  • The example 2Competition and entry without a Long-term Contract No entry: the incumbent sets a price of $100Entry will occur only if entrants cost is c < $50Competition between the entrant and the incumbent will mean the entrant cannot price above $50. No pressure for it to price below $50 even if c is very lowIn this scenario, the buyers expected price is:P = x $100 + x $50 = $75 Expected Surplus = $25Buyer must be offered this surplus in any other contract

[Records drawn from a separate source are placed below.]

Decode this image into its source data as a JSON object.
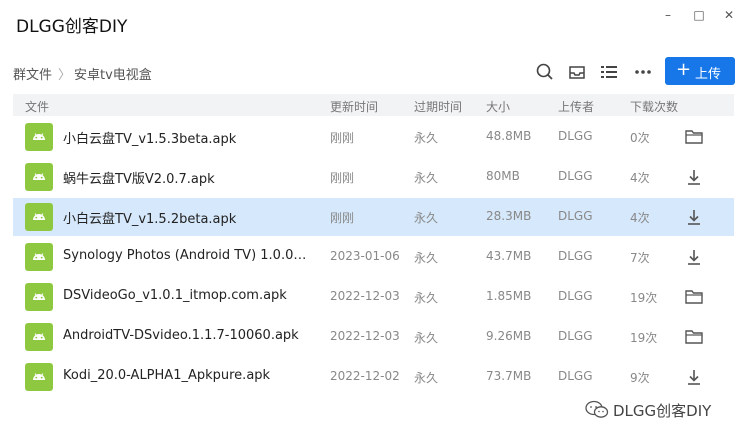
{
  "window": {
    "title": "DLGG创客DIY",
    "minimize_glyph": "–",
    "maximize_glyph": "□",
    "close_glyph": "✕"
  },
  "breadcrumb": {
    "root": "群文件",
    "separator": "〉",
    "current": "安卓tv电视盒"
  },
  "toolbar": {
    "upload_label": "上传",
    "upload_plus": "+",
    "accent_color": "#1777e8",
    "icons": [
      "search-icon",
      "inbox-icon",
      "list-view-icon",
      "more-icon"
    ]
  },
  "table": {
    "headers": {
      "file": "文件",
      "updated": "更新时间",
      "expires": "过期时间",
      "size": "大小",
      "uploader": "上传者",
      "downloads": "下载次数"
    },
    "rows": [
      {
        "name": "小白云盘TV_v1.5.3beta.apk",
        "updated": "刚刚",
        "expires": "永久",
        "size": "48.8MB",
        "uploader": "DLGG",
        "downloads": "0次",
        "action_icon": "folder-icon",
        "selected": false
      },
      {
        "name": "蜗牛云盘TV版V2.0.7.apk",
        "updated": "刚刚",
        "expires": "永久",
        "size": "80MB",
        "uploader": "DLGG",
        "downloads": "4次",
        "action_icon": "download-icon",
        "selected": false
      },
      {
        "name": "小白云盘TV_v1.5.2beta.apk",
        "updated": "刚刚",
        "expires": "永久",
        "size": "28.3MB",
        "uploader": "DLGG",
        "downloads": "4次",
        "action_icon": "download-icon",
        "selected": true
      },
      {
        "name": "Synology Photos (Android TV) 1.0.0-100...",
        "updated": "2023-01-06",
        "expires": "永久",
        "size": "43.7MB",
        "uploader": "DLGG",
        "downloads": "7次",
        "action_icon": "download-icon",
        "selected": false
      },
      {
        "name": "DSVideoGo_v1.0.1_itmop.com.apk",
        "updated": "2022-12-03",
        "expires": "永久",
        "size": "1.85MB",
        "uploader": "DLGG",
        "downloads": "19次",
        "action_icon": "folder-icon",
        "selected": false
      },
      {
        "name": "AndroidTV-DSvideo.1.1.7-10060.apk",
        "updated": "2022-12-03",
        "expires": "永久",
        "size": "9.26MB",
        "uploader": "DLGG",
        "downloads": "19次",
        "action_icon": "folder-icon",
        "selected": false
      },
      {
        "name": "Kodi_20.0-ALPHA1_Apkpure.apk",
        "updated": "2022-12-02",
        "expires": "永久",
        "size": "73.7MB",
        "uploader": "DLGG",
        "downloads": "9次",
        "action_icon": "download-icon",
        "selected": false
      }
    ],
    "file_icon": "android-apk-icon",
    "file_icon_color": "#8ec840",
    "selected_row_color": "#d6e8fb"
  },
  "watermark": {
    "text": "DLGG创客DIY",
    "icon": "wechat-icon"
  }
}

  • The example 3Competition and entry with a long-term contractCan the incumbent offer the buyer a contract that makes entry less probable?Yes.Consider the following contract (written in 1st period): In 2nd period, incumbent sells to buyer at P = $75. Buyer buys from incumbent unless the buyer pays a $50 breach of contract feeEntrant must now charge no more than $25price plus breach of contract fee must be no more than $75 so entry occurs only if c < $25, i.e. of the time. Buyer: of the time, it stays with the contract and pays $75. of the time it breaks the contract, pays entrant $25 and pays incumbent $50 breach-of-contract fee for a total of $75. Buyers expected surplus is $25 with contract as it was without the contract.

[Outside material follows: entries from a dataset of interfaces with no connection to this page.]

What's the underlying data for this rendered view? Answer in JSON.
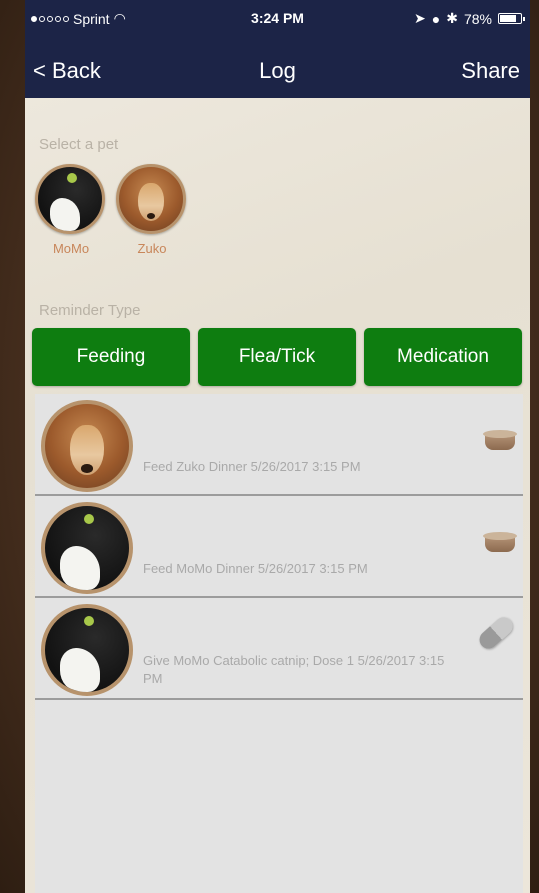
{
  "status_bar": {
    "carrier": "Sprint",
    "time": "3:24 PM",
    "battery": "78%",
    "battery_level": 0.78,
    "signal_dots": [
      true,
      false,
      false,
      false,
      false
    ]
  },
  "nav": {
    "back_label": "< Back",
    "title": "Log",
    "share_label": "Share"
  },
  "pets": {
    "label": "Select a pet",
    "items": [
      {
        "name": "MoMo",
        "avatar": "cat-photo"
      },
      {
        "name": "Zuko",
        "avatar": "dog-photo"
      }
    ]
  },
  "reminder": {
    "label": "Reminder Type",
    "types": [
      "Feeding",
      "Flea/Tick",
      "Medication"
    ]
  },
  "log": [
    {
      "text": "Feed Zuko Dinner 5/26/2017 3:15 PM",
      "avatar": "dog-photo",
      "icon": "bowl-icon"
    },
    {
      "text": "Feed MoMo Dinner 5/26/2017 3:15 PM",
      "avatar": "cat-photo",
      "icon": "bowl-icon"
    },
    {
      "text": "Give MoMo Catabolic catnip; Dose 1 5/26/2017 3:15 PM",
      "avatar": "cat-photo",
      "icon": "pill-icon"
    }
  ],
  "colors": {
    "nav_bg": "#1c2447",
    "button_green": "#0e7d10",
    "pet_name": "#c8865a"
  }
}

  • The example 4Incumbents Incentive to Offer the contract:Without the contract, incumbent wins the 2nd period competition the time. It will sell at P = $100 and incur cost of $50 for an expected profit of $25.With the contract it will:Win the 2nd period competition of the time. It will sell at P = $75, incur a cost of $50 for an expected profit of 0.75 x $25 = $18.75Lose the 2nd period competition of the time. It will then incur no cost but receive a $50 breach of contract payment. Its expected profit will be 0.25 x $50 = $12.50.Overall, incumbents expected profit with the contract is $31.25 > $25. The incumbent prefers the contract.

  • Contracts and efficiencyIncumbents profit is greater with the contract$31.25 as against $25Buyers expected surplus is the same with and without the contractSo the contract will be offered and signedBut it is inefficientnet gain to incumbent and buyer of $6.25this is less than the entrants reduction in surplusWhy?

  • Contracts and efficiency 2Without the contractentrant stays out half the time when it enters it prices at $50expected cost is $25 (uniformly distributed on [$0, $50]expected surplus is therefore (50 25)x1/2 = $12.50With the contractentrant stays out three quarters of the timewhen it enters it prices at $25expected cost is $12.50expected surplus is (25 12.5)x1/4 = $3.13

  • Contracts and efficiency 2Deterring entry through the contract increases incumbent and buyer surplus by $6.25reduces entrants surplus by $12.50-$3.13 = $9.37reduction in surplus is greater than gain in surplusWhy?some desirable entry is preventedentrant with cost between $25 and $50 is more efficient than incumbentbut is

Recommended

View more >